Assumption Cathedral - the main temple of the Moscow Kremlin

For a long time, the Kremlin's Assumption Cathedral was not only the main temple of Moscow, but of the whole of Russia. It was here that for several centuries the wedding ceremonies to the throne of Russian monarchs took place, here in 1613 Tsar Mikhail Romanov was elected by the Zemsky Sobor, who became the founder of a new dynasty. Currently, the Assumption Cathedral is the oldest of all buildings in the capital, which have been completely preserved.

The Assumption Cathedral was founded in 1326, during the reign of Ivan Kalita. Its founder was Metropolitan Peter, who transferred his throne from the ancient center of North-Western Russia, Vladimir, to Moscow. During the fire in 1470, the temple was badly damaged, it was decided to rebuild it. In 1472 the architects Krivtsov and Myshkin took up the work. But after a while, when the cathedral was already erected up to the vaults, the walls suddenly collapsed. Many versions were put forward - from miscalculation of builders and poor quality mortar to an earthquake. Such natural disasters, although rare, do occur in Moscow.

But, Prince Ivan III did not abandon the grandiose plan - to build a grandiose temple in Moscow. The Italian engineer Aristotle Fioravanti was invited to Russia, who began work in 1475. Four years later, the Moscow Kremlin was decorated with a new cathedral. It was built of white stone and brick. The consecration of the Assumption Cathedral took place on August 12, 1479. The interior of the cathedral was richly decorated with paintings, over which the best Russian masters worked.

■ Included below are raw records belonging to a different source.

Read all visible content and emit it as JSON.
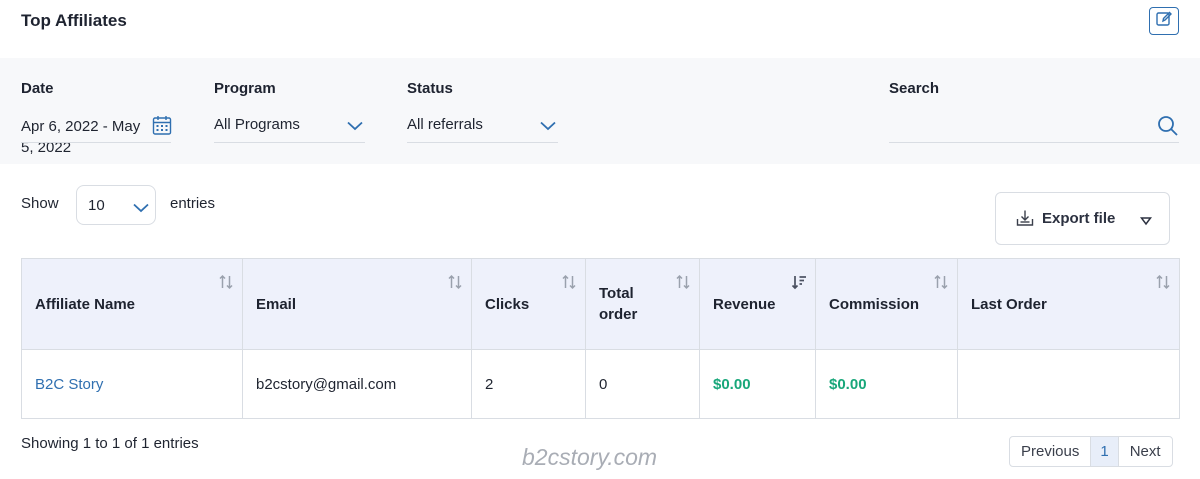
{
  "header": {
    "title": "Top Affiliates",
    "edit_icon": "edit-icon"
  },
  "filters": {
    "date": {
      "label": "Date",
      "value": "Apr 6, 2022 - May 5, 2022",
      "icon": "calendar-icon"
    },
    "program": {
      "label": "Program",
      "value": "All Programs"
    },
    "status": {
      "label": "Status",
      "value": "All referrals"
    },
    "search": {
      "label": "Search",
      "placeholder": ""
    }
  },
  "table_controls": {
    "show_label": "Show",
    "entries_value": "10",
    "entries_label": "entries",
    "export_label": "Export file"
  },
  "table": {
    "columns": [
      "Affiliate Name",
      "Email",
      "Clicks",
      "Total order",
      "Revenue",
      "Commission",
      "Last Order"
    ],
    "rows": [
      {
        "affiliate_name": "B2C Story",
        "email": "b2cstory@gmail.com",
        "clicks": "2",
        "total_order": "0",
        "revenue": "$0.00",
        "commission": "$0.00",
        "last_order": ""
      }
    ]
  },
  "footer": {
    "showing_text": "Showing 1 to 1 of 1 entries",
    "previous": "Previous",
    "current_page": "1",
    "next": "Next"
  },
  "watermark": "b2cstory.com",
  "colors": {
    "accent": "#2f6fb0",
    "money": "#18a77a",
    "header_bg": "#eef1fb"
  }
}
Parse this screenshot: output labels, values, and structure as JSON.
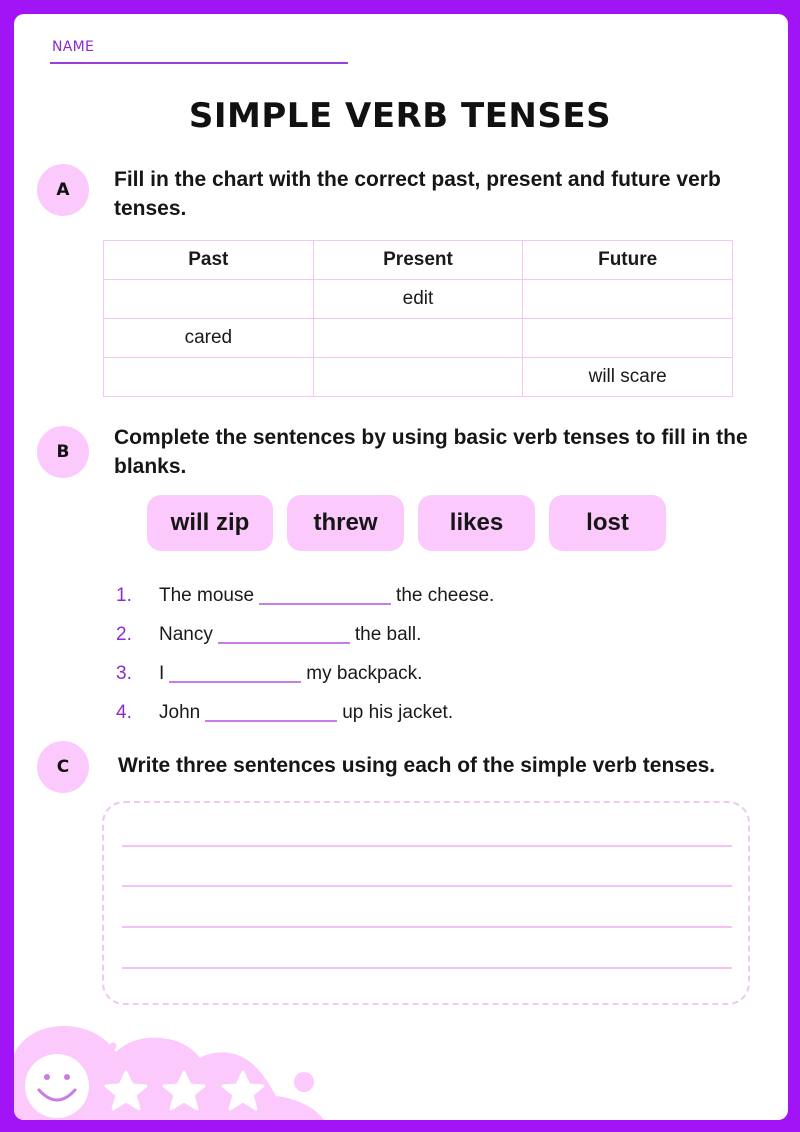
{
  "worksheet": {
    "name_label": "NAME",
    "title": "SIMPLE VERB TENSES"
  },
  "section_a": {
    "badge": "A",
    "instruction": "Fill in the chart with the correct past, present and future verb tenses.",
    "table": {
      "headers": [
        "Past",
        "Present",
        "Future"
      ],
      "rows": [
        [
          "",
          "edit",
          ""
        ],
        [
          "cared",
          "",
          ""
        ],
        [
          "",
          "",
          "will scare"
        ]
      ]
    }
  },
  "section_b": {
    "badge": "B",
    "instruction": "Complete the sentences by using basic verb tenses to fill in the blanks.",
    "word_bank": [
      "will zip",
      "threw",
      "likes",
      "lost"
    ],
    "sentences": [
      {
        "number": "1.",
        "before": "The mouse",
        "after": "the cheese."
      },
      {
        "number": "2.",
        "before": "Nancy",
        "after": "the ball."
      },
      {
        "number": "3.",
        "before": "I",
        "after": "my backpack."
      },
      {
        "number": "4.",
        "before": "John",
        "after": "up his jacket."
      }
    ]
  },
  "section_c": {
    "badge": "C",
    "instruction": "Write three sentences using each of the simple verb tenses.",
    "writing_lines": 4
  },
  "decoration": {
    "icons": [
      "smiley-face-icon",
      "star-icon",
      "star-icon",
      "star-icon"
    ]
  },
  "colors": {
    "frame": "#a014f5",
    "accent_purple": "#8b2bd0",
    "pink_fill": "#fbc9fb",
    "pink_line": "#f3c6f3"
  }
}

On January 16, 1547, Ivan IV, who became the first tsar in the history of our state, was crowned to the throne in the Assumption Cathedral. The ceremony was accompanied by the ringing of bells throughout the city, the high title of the young tsar equated Russia with the Byzantine Empire, and Moscow officially became the reigning city over the entire Russian state.

The Assumption Cathedral houses one of the world's largest collections of icons. Some of them were written in Moscow in the XIV-XV centuries, others were brought here from the more ancient cities of Russia. Nowadays you can see such revered icons as "The Mother of God" Petrovskaya ", " Spas "Zlatye Vlasy", "Spas" Yaroe Eye "and others.

In the northern aisle of the cathedral are the relics of St. Peter, during which, in the XIV century, the metropolitan see was transferred from Vladimir to Moscow. The Assumption Cathedral is the burial vault of all Moscow patriarchs from 1589 to 1700, with the exception of Nikon and Ignatius. According to his will, the reformer of the Russian Church Nikon was buried in the New Jerusalem Monastery, and Ignatius was buried in the Trinity Monastery in Vilno.

The Assumption Cathedral was badly damaged during the Patriotic War of 1812. The French, who captured the city, began to plunder it, and the Assumption Cathedral, the main temple of Russia at that time, was turned into a stable. Many ancient icons were taken out of the cathedral, and the frames with which the icons were decorated were melted down by the conquerors. Thus, they managed to extract more than 5 tons of silver and 290 kilograms of gold. It was possible to return only a small part. On August 30, 1813, the Assumption Cathedral was re-consecrated.

At the end of the 19th century, before the wedding to the reign of Nicholas II, the cathedral was once again carefully restored. The festivities took place in May 1896, hardly anyone could then assume that the last Russian emperor would come to the throne. A little more than two decades passed, and the autocracy in Russia collapsed.

During the revolutionary events of 1917, the Assumption Cathedral was slightly damaged by shelling. But, as it turned out, the main difficulties were ahead. In 1918, the last Easter service took place in the cathedral, the temple was closed, and a few years later, by the decision of the new government, a museum was opened here.

In the difficult twenties, many church values ​​were sold abroad for a pittance. The Cathedral of the Assumption did not escape this fate. Church services resumed in it only in 1990. True, there were rumors that at the beginning of the Great Patriotic War, at the direction of Stalin, a prayer for salvation from the enemy was served here. Currently, services in the Assumption Cathedral are held only on major Christian holidays, and the rest of the time the museum continues to work here.

The famous battle painter Vasily Vereshchagin worked for eight years (1887-1895) on his painting "In the Assumption Cathedral". The canvas depicts one of the most tragic episodes in the history of this ancient Moscow temple. In the Orthodox shrine, the horses of the French army chew hay, and the soldiers are busy looting: removing icons from the iconostasis. By the way, most of the jewelry stolen in Moscow has never been found. it is assumed that the bulk of what was stolen and taken out of Moscow was dumped near Smolensk in Lake Semlevskoye. But, a multi-meter layer of silt interferes with the search for scuba divers.